Right pricing helps. And PAA is a glittering example of it. The Bachchans and Sunil Manchanda could've sold PAA as a Rs. 30 cr. project, but they didn't. Similarly, Big Pictures could've flooded the market with 1,200 + screens. But PAA isn't a hardcore commercial film like BUNTY AUR BABLI or SARKAR or SARKAR RAJ. Hence, the strategy of releasing it at plexes or A-class single screens made wise business sense.
Like I've always said, it's not the film, but the price that fails. PAA would end up being a paying proposition because it has the merits and also because it was made within a certain budget [Rs. 17 cr., includes P. & A. expenses] and the revenue accrued from theatrical, Satellite and Home Video rights should ensure profits for its investors.
It's high time our film-makers and actors specifically realize that if the pricing is right, it would only benefit them in the final tally. It's a known fact that the budgets of most films have gone haywire thanks to the substantial chunk charged by the actors. We need to get the economics right, to begin with.
The market is picking up and I keep hearing obnoxious figures being paid to some sought-after names. An actor is adamant on 12... A leading actress wants to be at par with her colleagues and is quoting 10... The director has just signed a film for 11... Unbelievable, but true!
RADIO may've recovered its investment [that's what its makers are claiming], but the theatrical business is disappointing. Check out the business in various circuits and you'd know where it stands. Even if you go by the producer's statement of recovering the investment and making profits, RADIO doesn't qualify as a Hit film.
To cite an example, Karan Johar may've made profits on KURBAAN by selling it to UTV for a handsome price, but has UTV also made money on its investment?
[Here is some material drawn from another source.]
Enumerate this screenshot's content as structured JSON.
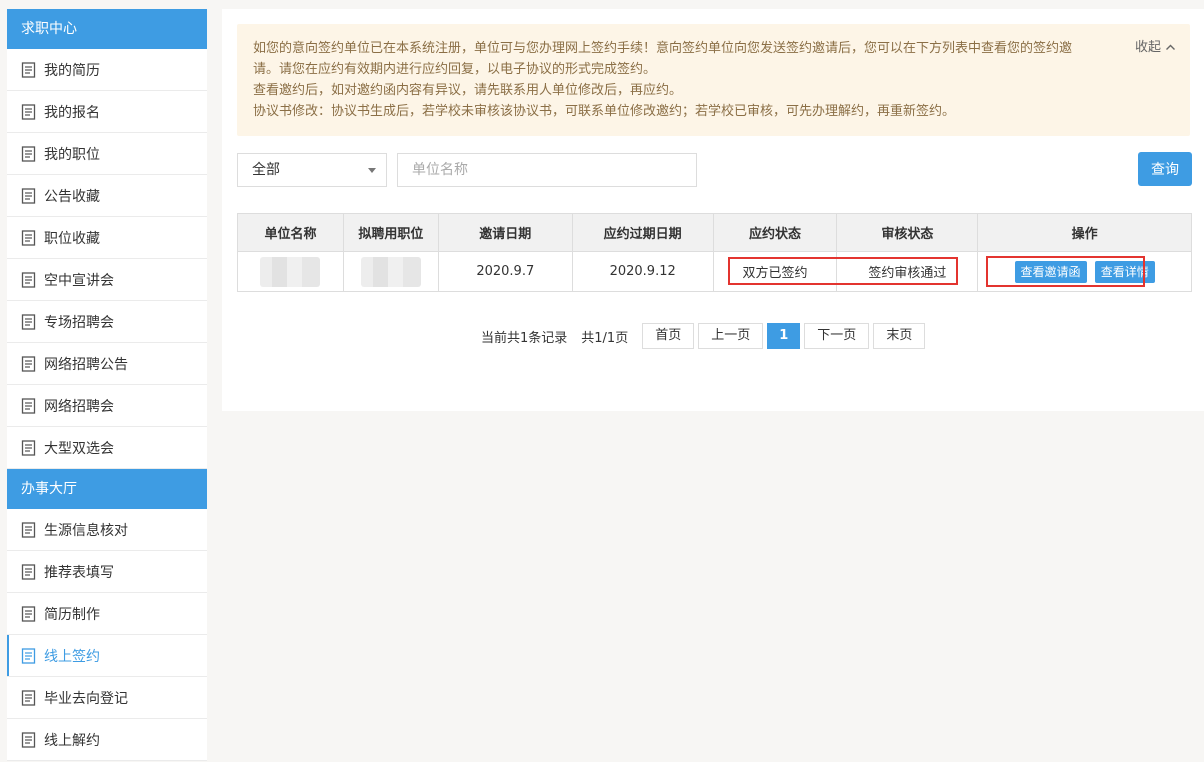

It may be a Hit for the producer, but what about the distributors?
RADIO hasn't lived up the expectations and that's a fact!